PROMPT
Pictures should be omitted from your copy. Everything else in the entries below must be restated word for word.

EXCERPTED DATA
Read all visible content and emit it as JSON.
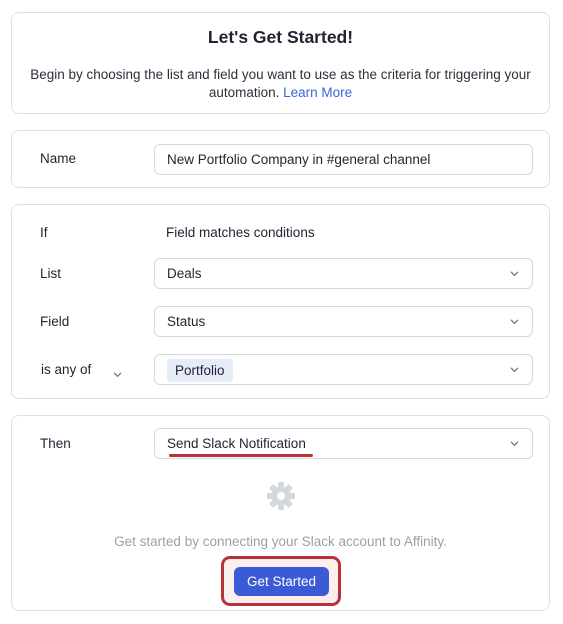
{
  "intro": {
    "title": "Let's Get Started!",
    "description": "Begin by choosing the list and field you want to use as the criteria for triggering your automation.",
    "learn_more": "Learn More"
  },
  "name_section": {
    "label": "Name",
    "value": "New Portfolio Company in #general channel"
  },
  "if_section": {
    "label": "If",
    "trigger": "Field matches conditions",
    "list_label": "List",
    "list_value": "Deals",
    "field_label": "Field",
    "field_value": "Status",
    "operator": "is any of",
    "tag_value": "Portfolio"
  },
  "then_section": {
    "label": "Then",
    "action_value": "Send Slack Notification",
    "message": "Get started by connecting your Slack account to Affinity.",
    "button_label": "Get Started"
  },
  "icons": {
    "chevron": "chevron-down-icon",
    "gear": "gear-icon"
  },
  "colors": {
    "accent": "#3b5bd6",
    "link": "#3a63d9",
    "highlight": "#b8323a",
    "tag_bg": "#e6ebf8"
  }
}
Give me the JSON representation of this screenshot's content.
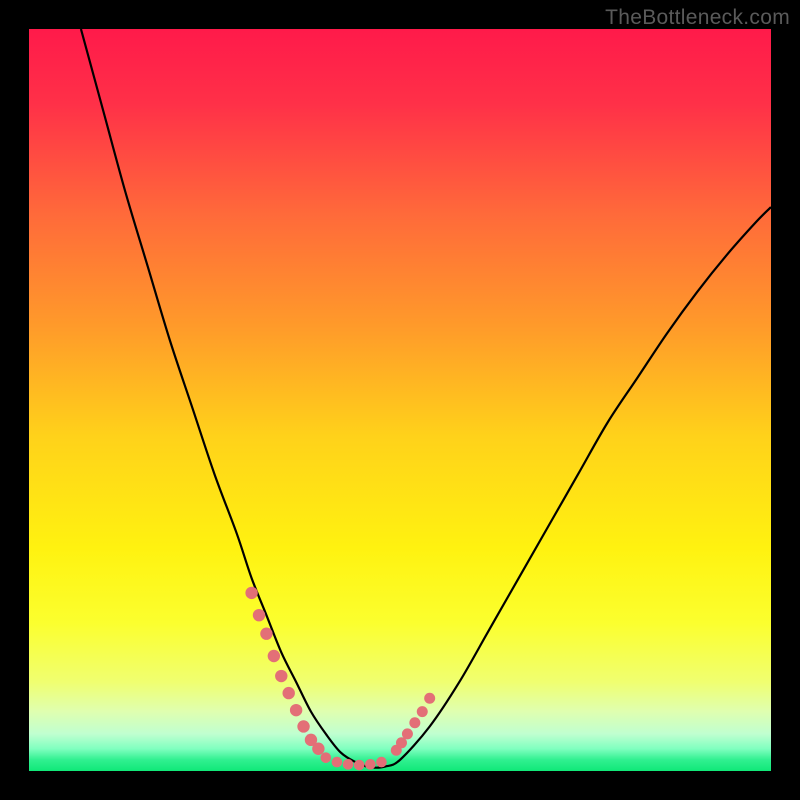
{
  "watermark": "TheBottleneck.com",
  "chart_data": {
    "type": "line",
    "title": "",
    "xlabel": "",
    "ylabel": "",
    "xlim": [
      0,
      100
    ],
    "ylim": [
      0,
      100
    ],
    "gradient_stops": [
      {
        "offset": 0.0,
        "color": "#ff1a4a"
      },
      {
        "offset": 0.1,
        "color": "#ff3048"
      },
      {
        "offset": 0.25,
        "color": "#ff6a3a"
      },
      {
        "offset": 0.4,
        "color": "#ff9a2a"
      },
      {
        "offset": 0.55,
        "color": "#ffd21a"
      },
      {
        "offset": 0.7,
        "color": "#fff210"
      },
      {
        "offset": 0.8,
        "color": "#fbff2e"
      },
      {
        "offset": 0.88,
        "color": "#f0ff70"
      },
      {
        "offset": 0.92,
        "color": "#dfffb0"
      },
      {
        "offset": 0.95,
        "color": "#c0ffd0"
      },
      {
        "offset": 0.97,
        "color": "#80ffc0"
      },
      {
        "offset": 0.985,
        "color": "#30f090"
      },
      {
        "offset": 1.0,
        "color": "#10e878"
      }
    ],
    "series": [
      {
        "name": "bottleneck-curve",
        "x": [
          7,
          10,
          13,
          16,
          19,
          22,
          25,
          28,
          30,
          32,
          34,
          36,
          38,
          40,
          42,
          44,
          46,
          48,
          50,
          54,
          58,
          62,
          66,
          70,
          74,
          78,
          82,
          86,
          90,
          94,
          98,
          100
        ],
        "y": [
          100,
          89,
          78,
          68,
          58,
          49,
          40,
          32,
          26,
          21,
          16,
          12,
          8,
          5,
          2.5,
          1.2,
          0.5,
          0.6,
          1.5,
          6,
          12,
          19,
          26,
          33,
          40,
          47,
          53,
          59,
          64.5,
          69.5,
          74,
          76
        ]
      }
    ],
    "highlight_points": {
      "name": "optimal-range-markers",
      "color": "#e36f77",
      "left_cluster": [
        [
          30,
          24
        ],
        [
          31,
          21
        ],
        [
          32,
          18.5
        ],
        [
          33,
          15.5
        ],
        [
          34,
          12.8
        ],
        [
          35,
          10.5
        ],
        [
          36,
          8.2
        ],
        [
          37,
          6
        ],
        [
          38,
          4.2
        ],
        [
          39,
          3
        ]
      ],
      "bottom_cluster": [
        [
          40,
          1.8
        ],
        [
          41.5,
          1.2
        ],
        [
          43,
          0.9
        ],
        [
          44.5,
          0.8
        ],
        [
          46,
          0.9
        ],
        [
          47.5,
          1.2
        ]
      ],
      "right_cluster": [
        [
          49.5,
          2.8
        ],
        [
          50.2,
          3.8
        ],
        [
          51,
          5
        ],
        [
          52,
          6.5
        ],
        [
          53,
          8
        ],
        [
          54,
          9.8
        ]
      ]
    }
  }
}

RESPONSE AREA
Read all visible content and emit it as JSON.
{
  "intro": {
    "title": "Let's Get Started!",
    "description": "Begin by choosing the list and field you want to use as the criteria for triggering your automation.",
    "learn_more": "Learn More"
  },
  "name_section": {
    "label": "Name",
    "value": "New Portfolio Company in #general channel"
  },
  "if_section": {
    "label": "If",
    "trigger": "Field matches conditions",
    "list_label": "List",
    "list_value": "Deals",
    "field_label": "Field",
    "field_value": "Status",
    "operator": "is any of",
    "tag_value": "Portfolio"
  },
  "then_section": {
    "label": "Then",
    "action_value": "Send Slack Notification",
    "message": "Get started by connecting your Slack account to Affinity.",
    "button_label": "Get Started"
  },
  "icons": {
    "chevron": "chevron-down-icon",
    "gear": "gear-icon"
  },
  "colors": {
    "accent": "#3b5bd6",
    "link": "#3a63d9",
    "highlight": "#b8323a",
    "tag_bg": "#e6ebf8"
  }
}
Give me the JSON representation of this screenshot's content.
{
  "watermark": "TheBottleneck.com",
  "chart_data": {
    "type": "line",
    "title": "",
    "xlabel": "",
    "ylabel": "",
    "xlim": [
      0,
      100
    ],
    "ylim": [
      0,
      100
    ],
    "gradient_stops": [
      {
        "offset": 0.0,
        "color": "#ff1a4a"
      },
      {
        "offset": 0.1,
        "color": "#ff3048"
      },
      {
        "offset": 0.25,
        "color": "#ff6a3a"
      },
      {
        "offset": 0.4,
        "color": "#ff9a2a"
      },
      {
        "offset": 0.55,
        "color": "#ffd21a"
      },
      {
        "offset": 0.7,
        "color": "#fff210"
      },
      {
        "offset": 0.8,
        "color": "#fbff2e"
      },
      {
        "offset": 0.88,
        "color": "#f0ff70"
      },
      {
        "offset": 0.92,
        "color": "#dfffb0"
      },
      {
        "offset": 0.95,
        "color": "#c0ffd0"
      },
      {
        "offset": 0.97,
        "color": "#80ffc0"
      },
      {
        "offset": 0.985,
        "color": "#30f090"
      },
      {
        "offset": 1.0,
        "color": "#10e878"
      }
    ],
    "series": [
      {
        "name": "bottleneck-curve",
        "x": [
          7,
          10,
          13,
          16,
          19,
          22,
          25,
          28,
          30,
          32,
          34,
          36,
          38,
          40,
          42,
          44,
          46,
          48,
          50,
          54,
          58,
          62,
          66,
          70,
          74,
          78,
          82,
          86,
          90,
          94,
          98,
          100
        ],
        "y": [
          100,
          89,
          78,
          68,
          58,
          49,
          40,
          32,
          26,
          21,
          16,
          12,
          8,
          5,
          2.5,
          1.2,
          0.5,
          0.6,
          1.5,
          6,
          12,
          19,
          26,
          33,
          40,
          47,
          53,
          59,
          64.5,
          69.5,
          74,
          76
        ]
      }
    ],
    "highlight_points": {
      "name": "optimal-range-markers",
      "color": "#e36f77",
      "left_cluster": [
        [
          30,
          24
        ],
        [
          31,
          21
        ],
        [
          32,
          18.5
        ],
        [
          33,
          15.5
        ],
        [
          34,
          12.8
        ],
        [
          35,
          10.5
        ],
        [
          36,
          8.2
        ],
        [
          37,
          6
        ],
        [
          38,
          4.2
        ],
        [
          39,
          3
        ]
      ],
      "bottom_cluster": [
        [
          40,
          1.8
        ],
        [
          41.5,
          1.2
        ],
        [
          43,
          0.9
        ],
        [
          44.5,
          0.8
        ],
        [
          46,
          0.9
        ],
        [
          47.5,
          1.2
        ]
      ],
      "right_cluster": [
        [
          49.5,
          2.8
        ],
        [
          50.2,
          3.8
        ],
        [
          51,
          5
        ],
        [
          52,
          6.5
        ],
        [
          53,
          8
        ],
        [
          54,
          9.8
        ]
      ]
    }
  }
}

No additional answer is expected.